Trump pressed her: “And has Donald Trump made a difference on NATO?”

Those in the room laughed, as she confirmed he has made a difference. As she continued to speak, Trump cut her off.

“And, again, NATO has taken in billions of dollars more because of me, because I said, ‘You’re delinquent, you’re not paying,’ to many of the countries,” Trump said. “Is that right? Many of the countries weren’t paying.”

He later continued: “Because of me . . . many billions of dollars more than they would have had if you had crooked Hillary Clinton as president. Okay? That I can tell you.”

A reporter asked if Trump considers Putin “a friend or a foe,” and Trump responded: “We’ll find out. I’ll let you know. . . . We’ll see what happens.”

For a fifth time, White House staffers tried to end this impromptu news conference, but then the president responded to a question about the Baltic states. They tried a sixth time, but the president could not resist another query: “Is it Amazon or The Washington Post, sir? What’s Amazon done that bugs you, sir?”

On the seventh try, reporters began to inch out of the room — and Trump responded to a final question about Environmental Protection Agency Administrator Scott Pruitt, who is accused of bypassing the White House to give his aides massive raises, among other irregularities.

“I hope he’s going to be great,” Trump said, even though his aides have said Pruitt’s job is in jeopardy.

“Time to go, guys,” a White House staffer said, finally herding the reporters out of the room.
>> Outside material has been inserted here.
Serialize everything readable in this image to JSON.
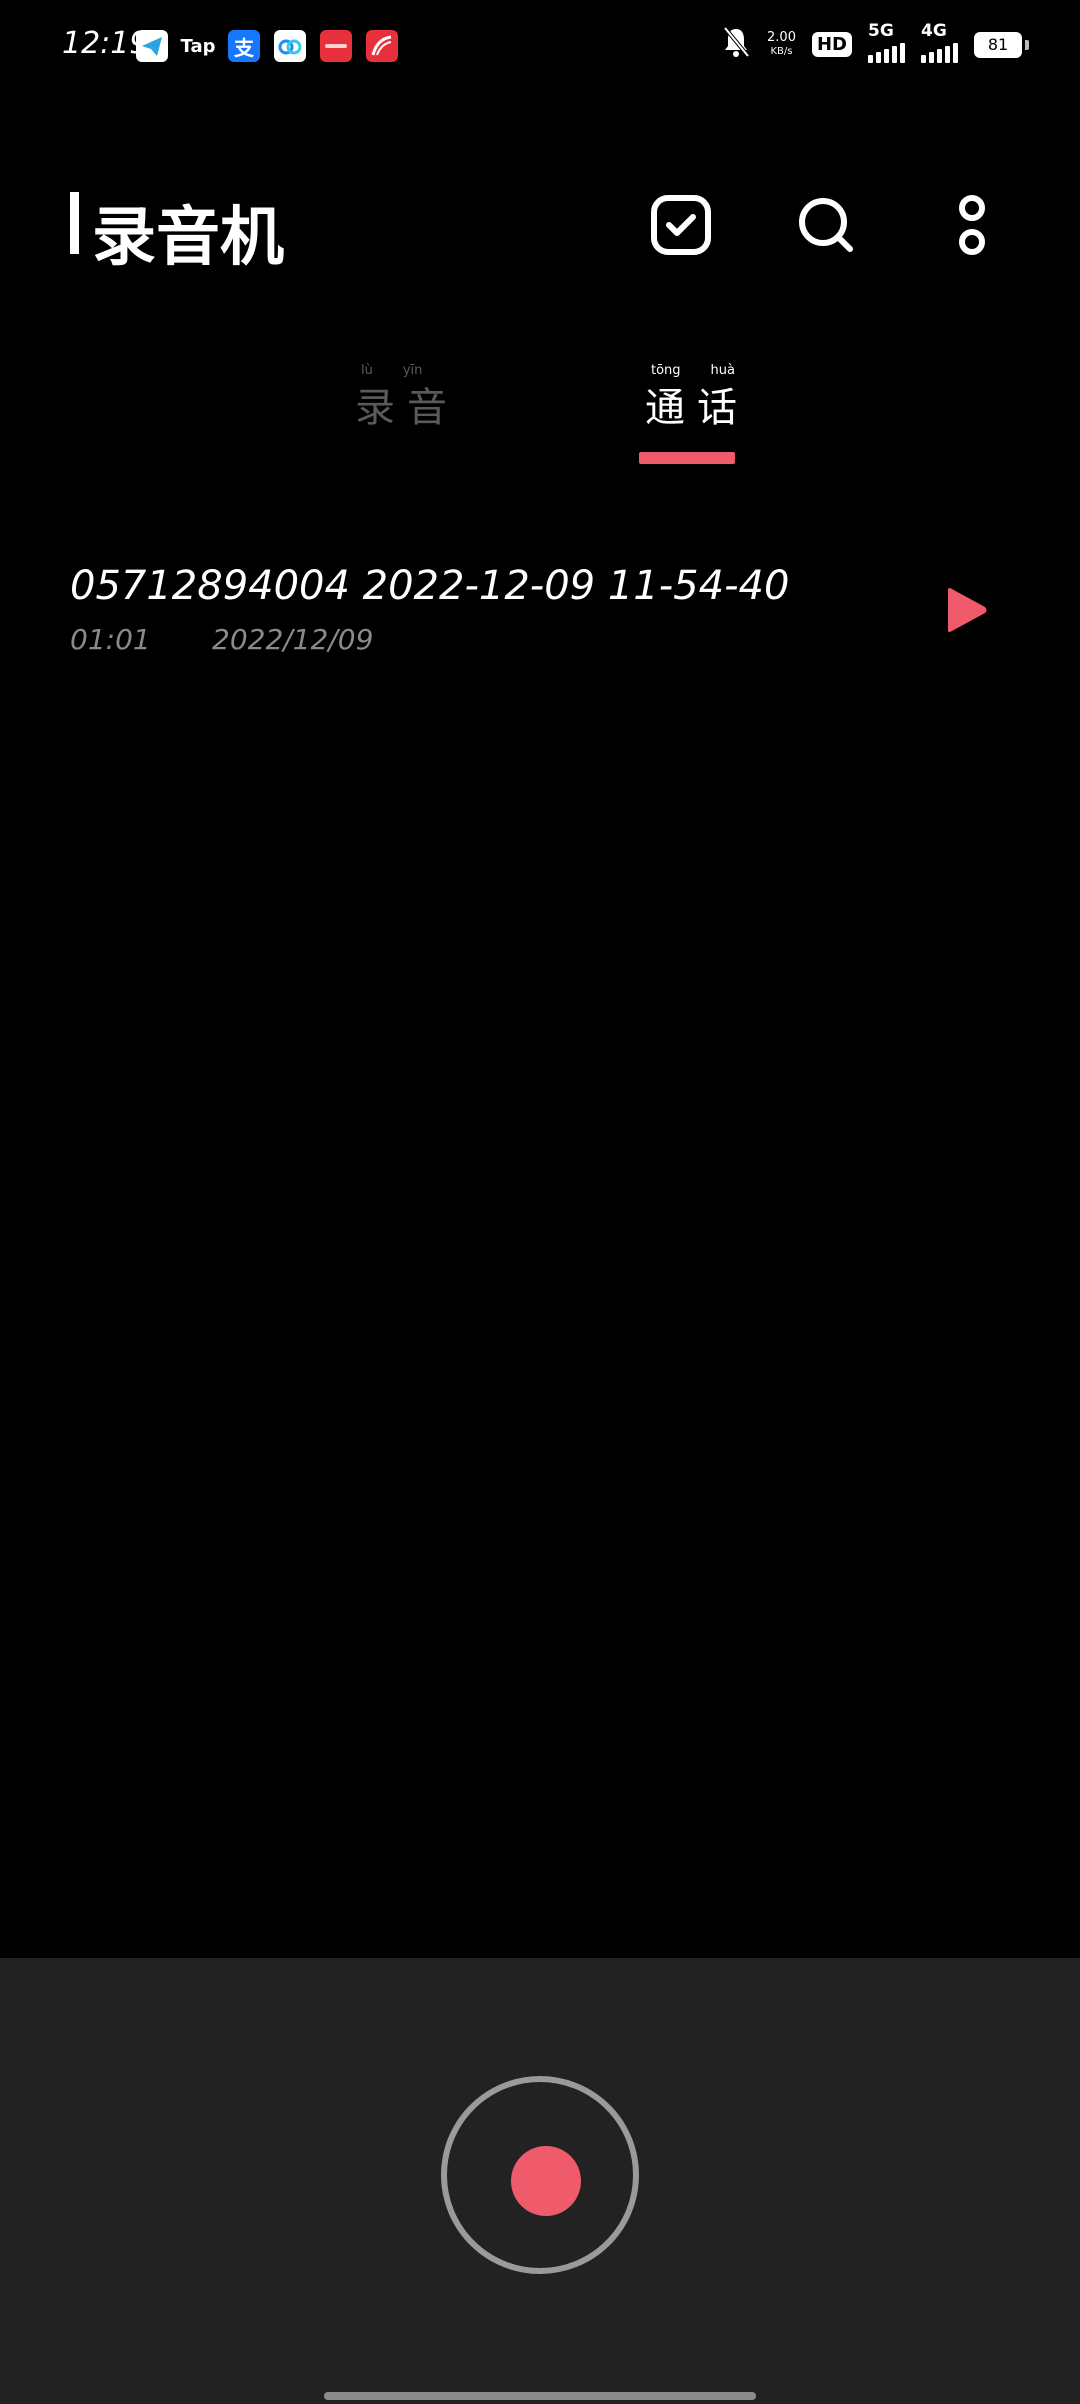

Another coaxed: “Please move along. Please move along. Please move along now.”

“Thank you, everybody,” Trump shouted after them. “Thank you.”